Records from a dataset
# # # # # # #
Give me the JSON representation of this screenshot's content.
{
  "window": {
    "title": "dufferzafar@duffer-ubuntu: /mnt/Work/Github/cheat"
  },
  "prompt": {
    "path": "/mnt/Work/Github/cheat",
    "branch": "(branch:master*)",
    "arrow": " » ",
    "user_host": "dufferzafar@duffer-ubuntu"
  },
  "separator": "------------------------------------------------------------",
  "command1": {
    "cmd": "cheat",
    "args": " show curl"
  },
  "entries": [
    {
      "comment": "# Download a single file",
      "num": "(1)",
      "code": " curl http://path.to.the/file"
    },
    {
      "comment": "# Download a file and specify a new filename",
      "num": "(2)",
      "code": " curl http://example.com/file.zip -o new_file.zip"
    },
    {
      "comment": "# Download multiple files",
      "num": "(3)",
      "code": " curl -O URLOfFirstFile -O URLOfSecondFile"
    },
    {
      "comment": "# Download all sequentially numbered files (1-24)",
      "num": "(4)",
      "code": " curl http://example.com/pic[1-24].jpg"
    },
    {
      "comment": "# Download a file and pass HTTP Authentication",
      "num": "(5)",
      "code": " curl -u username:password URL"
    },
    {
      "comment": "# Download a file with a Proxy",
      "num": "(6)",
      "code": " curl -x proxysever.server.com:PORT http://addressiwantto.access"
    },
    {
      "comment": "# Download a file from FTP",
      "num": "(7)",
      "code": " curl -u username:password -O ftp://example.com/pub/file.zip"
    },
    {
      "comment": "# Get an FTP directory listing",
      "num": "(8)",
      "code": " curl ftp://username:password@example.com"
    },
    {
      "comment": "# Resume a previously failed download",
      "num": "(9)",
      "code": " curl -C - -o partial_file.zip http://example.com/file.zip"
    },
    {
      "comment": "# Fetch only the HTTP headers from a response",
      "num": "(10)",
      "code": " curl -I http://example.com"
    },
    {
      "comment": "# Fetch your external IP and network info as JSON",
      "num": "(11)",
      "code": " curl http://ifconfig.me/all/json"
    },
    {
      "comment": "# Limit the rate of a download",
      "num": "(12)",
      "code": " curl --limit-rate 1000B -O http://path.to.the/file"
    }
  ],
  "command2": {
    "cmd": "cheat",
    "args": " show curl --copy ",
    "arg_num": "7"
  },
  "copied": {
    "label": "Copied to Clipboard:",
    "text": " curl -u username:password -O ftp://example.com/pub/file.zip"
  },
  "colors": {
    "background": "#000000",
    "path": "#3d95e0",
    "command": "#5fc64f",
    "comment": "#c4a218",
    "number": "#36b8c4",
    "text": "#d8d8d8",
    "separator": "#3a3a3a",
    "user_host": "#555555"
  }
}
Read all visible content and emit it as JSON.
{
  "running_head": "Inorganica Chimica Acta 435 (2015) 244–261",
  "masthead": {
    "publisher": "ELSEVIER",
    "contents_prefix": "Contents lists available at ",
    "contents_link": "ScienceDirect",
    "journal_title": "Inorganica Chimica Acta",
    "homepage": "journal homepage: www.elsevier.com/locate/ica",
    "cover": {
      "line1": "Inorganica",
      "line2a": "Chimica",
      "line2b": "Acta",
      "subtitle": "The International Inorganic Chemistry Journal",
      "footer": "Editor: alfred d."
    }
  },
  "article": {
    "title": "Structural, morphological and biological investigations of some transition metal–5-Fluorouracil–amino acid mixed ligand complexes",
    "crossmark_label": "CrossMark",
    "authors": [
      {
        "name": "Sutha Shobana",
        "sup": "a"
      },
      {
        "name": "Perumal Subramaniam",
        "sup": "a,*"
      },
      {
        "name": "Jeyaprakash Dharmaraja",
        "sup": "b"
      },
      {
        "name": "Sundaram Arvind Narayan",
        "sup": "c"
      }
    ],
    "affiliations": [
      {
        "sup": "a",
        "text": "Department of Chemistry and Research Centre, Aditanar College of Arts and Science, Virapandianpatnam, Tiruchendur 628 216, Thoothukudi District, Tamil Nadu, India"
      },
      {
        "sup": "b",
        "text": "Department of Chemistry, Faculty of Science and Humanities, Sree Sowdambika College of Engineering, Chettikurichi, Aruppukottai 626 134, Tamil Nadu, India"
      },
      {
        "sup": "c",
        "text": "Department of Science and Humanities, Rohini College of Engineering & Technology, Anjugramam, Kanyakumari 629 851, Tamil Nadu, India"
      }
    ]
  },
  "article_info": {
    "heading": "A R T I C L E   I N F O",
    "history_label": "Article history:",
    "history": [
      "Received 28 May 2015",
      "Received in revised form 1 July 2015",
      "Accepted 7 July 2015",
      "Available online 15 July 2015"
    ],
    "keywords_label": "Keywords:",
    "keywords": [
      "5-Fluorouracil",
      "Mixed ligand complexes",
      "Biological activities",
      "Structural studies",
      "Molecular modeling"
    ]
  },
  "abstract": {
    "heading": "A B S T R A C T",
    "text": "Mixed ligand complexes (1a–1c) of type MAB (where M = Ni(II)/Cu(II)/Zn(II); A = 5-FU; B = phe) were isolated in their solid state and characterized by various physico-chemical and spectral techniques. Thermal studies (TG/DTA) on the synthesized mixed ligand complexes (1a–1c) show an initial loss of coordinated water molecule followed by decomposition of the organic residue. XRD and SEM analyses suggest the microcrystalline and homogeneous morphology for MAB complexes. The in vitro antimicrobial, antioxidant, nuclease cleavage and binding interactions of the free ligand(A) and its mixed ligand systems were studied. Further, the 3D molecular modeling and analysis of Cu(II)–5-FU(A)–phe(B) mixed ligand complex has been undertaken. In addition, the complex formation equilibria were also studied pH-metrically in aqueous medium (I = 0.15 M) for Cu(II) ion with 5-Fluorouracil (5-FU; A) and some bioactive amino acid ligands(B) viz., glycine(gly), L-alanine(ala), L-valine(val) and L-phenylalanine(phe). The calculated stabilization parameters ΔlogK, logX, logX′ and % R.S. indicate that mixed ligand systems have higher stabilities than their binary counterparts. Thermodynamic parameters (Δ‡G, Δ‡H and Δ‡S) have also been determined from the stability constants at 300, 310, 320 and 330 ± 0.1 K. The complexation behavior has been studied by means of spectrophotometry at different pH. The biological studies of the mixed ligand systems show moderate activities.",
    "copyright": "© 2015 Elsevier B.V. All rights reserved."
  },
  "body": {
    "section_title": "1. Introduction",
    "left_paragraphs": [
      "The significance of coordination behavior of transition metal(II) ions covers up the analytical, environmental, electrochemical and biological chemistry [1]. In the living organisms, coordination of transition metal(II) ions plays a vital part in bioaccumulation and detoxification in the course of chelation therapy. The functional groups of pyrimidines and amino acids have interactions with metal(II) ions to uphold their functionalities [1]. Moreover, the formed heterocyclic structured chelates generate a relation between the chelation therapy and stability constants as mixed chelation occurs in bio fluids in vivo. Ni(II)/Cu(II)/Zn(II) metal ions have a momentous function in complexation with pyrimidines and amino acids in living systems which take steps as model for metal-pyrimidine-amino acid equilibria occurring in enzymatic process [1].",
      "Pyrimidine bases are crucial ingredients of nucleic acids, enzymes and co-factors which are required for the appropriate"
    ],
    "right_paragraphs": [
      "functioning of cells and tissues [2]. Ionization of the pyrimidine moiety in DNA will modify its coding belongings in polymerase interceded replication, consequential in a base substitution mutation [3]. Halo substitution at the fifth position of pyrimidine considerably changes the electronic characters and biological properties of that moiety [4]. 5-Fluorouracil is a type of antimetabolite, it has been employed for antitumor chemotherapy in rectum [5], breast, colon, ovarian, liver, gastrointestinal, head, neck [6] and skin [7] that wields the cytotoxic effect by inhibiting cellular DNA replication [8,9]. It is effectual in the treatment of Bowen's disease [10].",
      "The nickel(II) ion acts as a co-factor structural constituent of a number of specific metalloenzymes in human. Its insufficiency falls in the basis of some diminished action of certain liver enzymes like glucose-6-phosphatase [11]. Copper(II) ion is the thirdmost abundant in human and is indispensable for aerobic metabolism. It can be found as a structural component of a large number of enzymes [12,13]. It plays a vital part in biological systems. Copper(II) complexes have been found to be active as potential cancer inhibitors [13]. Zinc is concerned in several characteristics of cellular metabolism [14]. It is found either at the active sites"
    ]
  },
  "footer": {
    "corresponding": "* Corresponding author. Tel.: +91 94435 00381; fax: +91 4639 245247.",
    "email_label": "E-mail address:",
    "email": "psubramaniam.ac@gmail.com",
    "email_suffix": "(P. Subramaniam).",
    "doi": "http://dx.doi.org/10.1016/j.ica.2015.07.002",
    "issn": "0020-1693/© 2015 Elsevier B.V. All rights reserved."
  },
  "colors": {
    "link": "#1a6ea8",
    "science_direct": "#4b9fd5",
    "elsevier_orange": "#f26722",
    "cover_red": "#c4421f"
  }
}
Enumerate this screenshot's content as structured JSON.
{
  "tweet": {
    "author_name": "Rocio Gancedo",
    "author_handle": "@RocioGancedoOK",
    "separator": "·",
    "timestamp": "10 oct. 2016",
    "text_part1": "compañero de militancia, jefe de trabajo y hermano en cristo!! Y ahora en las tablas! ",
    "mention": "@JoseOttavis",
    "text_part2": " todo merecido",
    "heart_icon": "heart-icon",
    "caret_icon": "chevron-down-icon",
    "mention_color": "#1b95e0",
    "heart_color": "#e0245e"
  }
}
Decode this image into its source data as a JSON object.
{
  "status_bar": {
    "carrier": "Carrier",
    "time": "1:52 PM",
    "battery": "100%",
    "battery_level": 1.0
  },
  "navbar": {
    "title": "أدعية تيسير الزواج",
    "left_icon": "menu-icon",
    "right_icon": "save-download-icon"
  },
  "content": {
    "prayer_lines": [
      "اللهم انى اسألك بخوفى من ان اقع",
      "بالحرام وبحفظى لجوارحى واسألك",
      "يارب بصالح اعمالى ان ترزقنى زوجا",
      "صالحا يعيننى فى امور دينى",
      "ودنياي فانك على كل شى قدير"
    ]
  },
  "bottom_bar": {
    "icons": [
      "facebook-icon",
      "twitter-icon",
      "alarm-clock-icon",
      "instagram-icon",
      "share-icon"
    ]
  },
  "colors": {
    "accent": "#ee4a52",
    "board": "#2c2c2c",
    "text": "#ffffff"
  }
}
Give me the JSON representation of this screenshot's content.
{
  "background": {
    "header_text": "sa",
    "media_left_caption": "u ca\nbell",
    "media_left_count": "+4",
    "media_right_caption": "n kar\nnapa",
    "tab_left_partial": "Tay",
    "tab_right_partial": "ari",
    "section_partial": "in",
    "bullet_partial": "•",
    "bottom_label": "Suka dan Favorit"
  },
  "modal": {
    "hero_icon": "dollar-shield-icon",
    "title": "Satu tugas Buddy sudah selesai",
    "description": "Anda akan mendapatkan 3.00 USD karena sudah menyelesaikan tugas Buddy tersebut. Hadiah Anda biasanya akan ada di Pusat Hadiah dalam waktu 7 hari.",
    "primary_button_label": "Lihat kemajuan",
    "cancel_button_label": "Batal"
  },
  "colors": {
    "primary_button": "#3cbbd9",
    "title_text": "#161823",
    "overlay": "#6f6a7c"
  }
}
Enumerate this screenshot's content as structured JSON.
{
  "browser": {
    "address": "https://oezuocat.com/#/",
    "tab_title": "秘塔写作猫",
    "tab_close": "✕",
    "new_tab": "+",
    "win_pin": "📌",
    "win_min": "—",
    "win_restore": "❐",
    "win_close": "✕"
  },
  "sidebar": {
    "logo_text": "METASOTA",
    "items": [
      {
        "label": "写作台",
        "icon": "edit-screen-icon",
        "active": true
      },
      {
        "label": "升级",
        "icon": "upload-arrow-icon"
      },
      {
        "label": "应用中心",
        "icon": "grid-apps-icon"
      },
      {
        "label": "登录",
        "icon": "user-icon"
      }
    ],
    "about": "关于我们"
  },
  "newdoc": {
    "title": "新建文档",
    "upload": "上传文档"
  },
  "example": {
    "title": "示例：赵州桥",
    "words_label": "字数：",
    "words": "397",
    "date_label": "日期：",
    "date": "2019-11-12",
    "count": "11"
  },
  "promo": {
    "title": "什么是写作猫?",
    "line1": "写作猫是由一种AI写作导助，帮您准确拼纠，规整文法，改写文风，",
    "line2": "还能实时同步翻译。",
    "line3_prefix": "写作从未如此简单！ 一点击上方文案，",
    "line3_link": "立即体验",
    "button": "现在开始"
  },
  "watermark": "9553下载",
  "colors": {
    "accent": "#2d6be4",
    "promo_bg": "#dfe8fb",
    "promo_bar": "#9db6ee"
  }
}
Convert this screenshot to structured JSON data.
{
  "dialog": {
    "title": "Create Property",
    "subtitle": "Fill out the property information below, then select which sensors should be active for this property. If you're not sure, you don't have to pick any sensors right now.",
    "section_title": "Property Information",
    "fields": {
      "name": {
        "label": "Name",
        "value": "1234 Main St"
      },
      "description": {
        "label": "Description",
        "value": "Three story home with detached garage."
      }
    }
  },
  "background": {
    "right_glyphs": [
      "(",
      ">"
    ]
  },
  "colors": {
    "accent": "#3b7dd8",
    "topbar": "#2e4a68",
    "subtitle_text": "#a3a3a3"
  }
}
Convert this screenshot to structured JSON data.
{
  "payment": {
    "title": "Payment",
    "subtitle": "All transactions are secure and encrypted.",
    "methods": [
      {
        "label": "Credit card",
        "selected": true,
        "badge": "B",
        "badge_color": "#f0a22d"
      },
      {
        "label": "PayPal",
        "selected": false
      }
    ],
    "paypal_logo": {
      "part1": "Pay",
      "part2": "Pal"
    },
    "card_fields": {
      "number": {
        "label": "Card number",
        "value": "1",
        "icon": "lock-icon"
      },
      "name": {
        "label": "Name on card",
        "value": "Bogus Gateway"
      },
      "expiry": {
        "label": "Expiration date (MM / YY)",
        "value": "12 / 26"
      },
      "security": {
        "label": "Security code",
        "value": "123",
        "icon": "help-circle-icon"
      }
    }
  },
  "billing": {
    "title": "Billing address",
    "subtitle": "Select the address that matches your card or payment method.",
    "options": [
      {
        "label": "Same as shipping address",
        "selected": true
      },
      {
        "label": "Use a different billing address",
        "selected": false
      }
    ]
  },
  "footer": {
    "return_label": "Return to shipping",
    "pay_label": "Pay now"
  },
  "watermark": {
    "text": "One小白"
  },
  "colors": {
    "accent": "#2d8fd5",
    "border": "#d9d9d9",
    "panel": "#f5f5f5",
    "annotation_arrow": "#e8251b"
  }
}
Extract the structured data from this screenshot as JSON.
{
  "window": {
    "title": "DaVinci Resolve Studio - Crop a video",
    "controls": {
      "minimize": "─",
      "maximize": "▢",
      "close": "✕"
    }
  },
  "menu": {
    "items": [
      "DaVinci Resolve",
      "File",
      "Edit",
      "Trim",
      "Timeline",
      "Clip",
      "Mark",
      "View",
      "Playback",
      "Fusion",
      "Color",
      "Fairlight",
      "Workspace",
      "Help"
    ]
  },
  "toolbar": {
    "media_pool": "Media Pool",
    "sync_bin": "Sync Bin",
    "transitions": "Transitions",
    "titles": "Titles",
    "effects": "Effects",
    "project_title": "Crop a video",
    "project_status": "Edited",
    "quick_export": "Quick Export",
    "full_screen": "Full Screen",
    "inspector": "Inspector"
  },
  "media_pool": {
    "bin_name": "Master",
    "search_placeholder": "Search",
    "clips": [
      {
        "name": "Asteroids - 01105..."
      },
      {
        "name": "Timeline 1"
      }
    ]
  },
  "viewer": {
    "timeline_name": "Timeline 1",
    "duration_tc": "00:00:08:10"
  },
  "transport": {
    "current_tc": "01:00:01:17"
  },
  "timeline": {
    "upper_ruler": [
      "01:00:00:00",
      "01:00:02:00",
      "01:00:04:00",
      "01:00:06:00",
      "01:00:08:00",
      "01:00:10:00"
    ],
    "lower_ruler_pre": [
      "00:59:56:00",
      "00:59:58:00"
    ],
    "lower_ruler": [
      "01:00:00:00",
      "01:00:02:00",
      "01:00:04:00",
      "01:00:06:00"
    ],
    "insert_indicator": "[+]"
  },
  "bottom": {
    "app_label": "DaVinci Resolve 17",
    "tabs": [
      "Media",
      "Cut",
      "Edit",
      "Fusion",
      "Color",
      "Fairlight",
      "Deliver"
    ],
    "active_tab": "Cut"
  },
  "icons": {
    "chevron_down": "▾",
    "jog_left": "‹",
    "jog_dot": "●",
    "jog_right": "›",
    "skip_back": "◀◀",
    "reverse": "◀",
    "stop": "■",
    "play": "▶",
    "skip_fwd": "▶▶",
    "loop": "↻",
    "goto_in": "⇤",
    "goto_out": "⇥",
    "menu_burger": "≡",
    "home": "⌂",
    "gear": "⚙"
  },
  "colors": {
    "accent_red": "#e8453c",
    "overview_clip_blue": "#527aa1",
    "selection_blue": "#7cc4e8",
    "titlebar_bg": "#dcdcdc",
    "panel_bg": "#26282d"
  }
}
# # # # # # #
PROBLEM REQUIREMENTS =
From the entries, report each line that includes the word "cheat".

RESULT OF THE TASK =
    "title": "dufferzafar@duffer-ubuntu: /mnt/Work/Github/cheat"
    "path": "/mnt/Work/Github/cheat",
    "cmd": "cheat",
    "cmd": "cheat",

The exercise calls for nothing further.